(If you want to have some fun, take two rings, one bigger than the other. Study the relationship between positions on the two rings when the smaller ring is inside the larger. Now, compare these relationships with two rings that are interlinked. I leave it to the reader to discover the difference on your own.)

Finally, think of the implications of these intertwining asteroid orbits for Kepler’s harmonic proportions. Preliminary calculations performed by this author for 10 asteroids show that when the extreme speeds of each asteroid are individually compared with the extreme speeds of Jupiter and Mars, similar harmonic proportions to those Kepler found for the major planets occur. The diverging and converging intervals each asteroid makes with Jupiter correspond to intervals Kepler would consider consonant. With Mars, the diverging intervals are consonant, while the converging intervals correspond to the deisis that Kepler found between Jupiter and Mars.

The twist comes up in forming intervals among the asteroids themselves. Since their orbits overlap the very meaning of converging and diverging intervals is different than in the intervals between the major planets. For example, when is Ceres converging towards Pallas or diverging away from it? When both are moving away from the Sun, Ceres is getting closer to Pallas, while, when both are moving closer to the Sun, they become divergent. Unlike the major planets, however, the point of divergence and convergence does not occur at the extreme positions. And since the eccentricities of the asteroids’s orbits are changing, where these orbits cross over from diverging to converging is itself changing.
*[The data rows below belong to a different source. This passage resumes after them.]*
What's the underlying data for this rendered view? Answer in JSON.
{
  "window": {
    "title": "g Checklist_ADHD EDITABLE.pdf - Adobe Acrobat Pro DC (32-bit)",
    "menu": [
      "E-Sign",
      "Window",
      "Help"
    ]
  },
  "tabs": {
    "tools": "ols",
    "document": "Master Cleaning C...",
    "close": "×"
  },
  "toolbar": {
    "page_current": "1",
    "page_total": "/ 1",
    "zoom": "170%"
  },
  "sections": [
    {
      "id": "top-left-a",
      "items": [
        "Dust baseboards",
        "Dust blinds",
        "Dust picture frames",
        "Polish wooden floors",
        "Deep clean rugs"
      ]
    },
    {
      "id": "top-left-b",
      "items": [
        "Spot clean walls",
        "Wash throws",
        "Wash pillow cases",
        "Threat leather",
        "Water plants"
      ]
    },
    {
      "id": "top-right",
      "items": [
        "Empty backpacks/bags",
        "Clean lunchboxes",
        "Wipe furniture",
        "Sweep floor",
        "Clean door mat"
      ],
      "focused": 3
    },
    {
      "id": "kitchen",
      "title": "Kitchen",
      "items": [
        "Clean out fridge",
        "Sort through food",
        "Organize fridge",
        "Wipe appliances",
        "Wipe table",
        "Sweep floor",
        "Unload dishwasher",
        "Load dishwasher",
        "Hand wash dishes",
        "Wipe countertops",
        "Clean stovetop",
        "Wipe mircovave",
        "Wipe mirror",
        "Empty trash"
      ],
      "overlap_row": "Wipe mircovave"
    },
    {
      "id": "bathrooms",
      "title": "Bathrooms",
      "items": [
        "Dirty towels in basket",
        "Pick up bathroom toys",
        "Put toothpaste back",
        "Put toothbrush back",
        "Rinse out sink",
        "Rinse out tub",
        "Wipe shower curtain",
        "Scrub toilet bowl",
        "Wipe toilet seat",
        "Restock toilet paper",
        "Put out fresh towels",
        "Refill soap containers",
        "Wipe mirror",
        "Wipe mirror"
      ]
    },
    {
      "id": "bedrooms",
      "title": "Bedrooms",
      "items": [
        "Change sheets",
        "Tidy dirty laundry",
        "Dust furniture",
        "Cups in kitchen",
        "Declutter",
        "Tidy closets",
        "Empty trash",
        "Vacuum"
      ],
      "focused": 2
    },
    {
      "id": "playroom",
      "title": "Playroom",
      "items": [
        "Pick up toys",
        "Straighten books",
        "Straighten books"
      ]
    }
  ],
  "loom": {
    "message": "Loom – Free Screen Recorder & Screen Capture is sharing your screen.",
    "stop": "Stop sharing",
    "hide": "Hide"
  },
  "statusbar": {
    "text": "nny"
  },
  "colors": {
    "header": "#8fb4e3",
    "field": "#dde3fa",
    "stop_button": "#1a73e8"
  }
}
Now, think of the connectivity involved when thinking of this relationship among many asteroids, not just two, as in this example!

This braided, overlapping characteristic is not limited to orbits within the range of the asteroid belt. In fact, the solar system is filled with orbits that similarly overlap, including asteroids whose orbits overlap the Earth’s. Such overlapping orbits, suggests a new set of harmonic relationships, akin to the transformation of Bach’s well-tempered polyphony by Beethoven in his late quartets.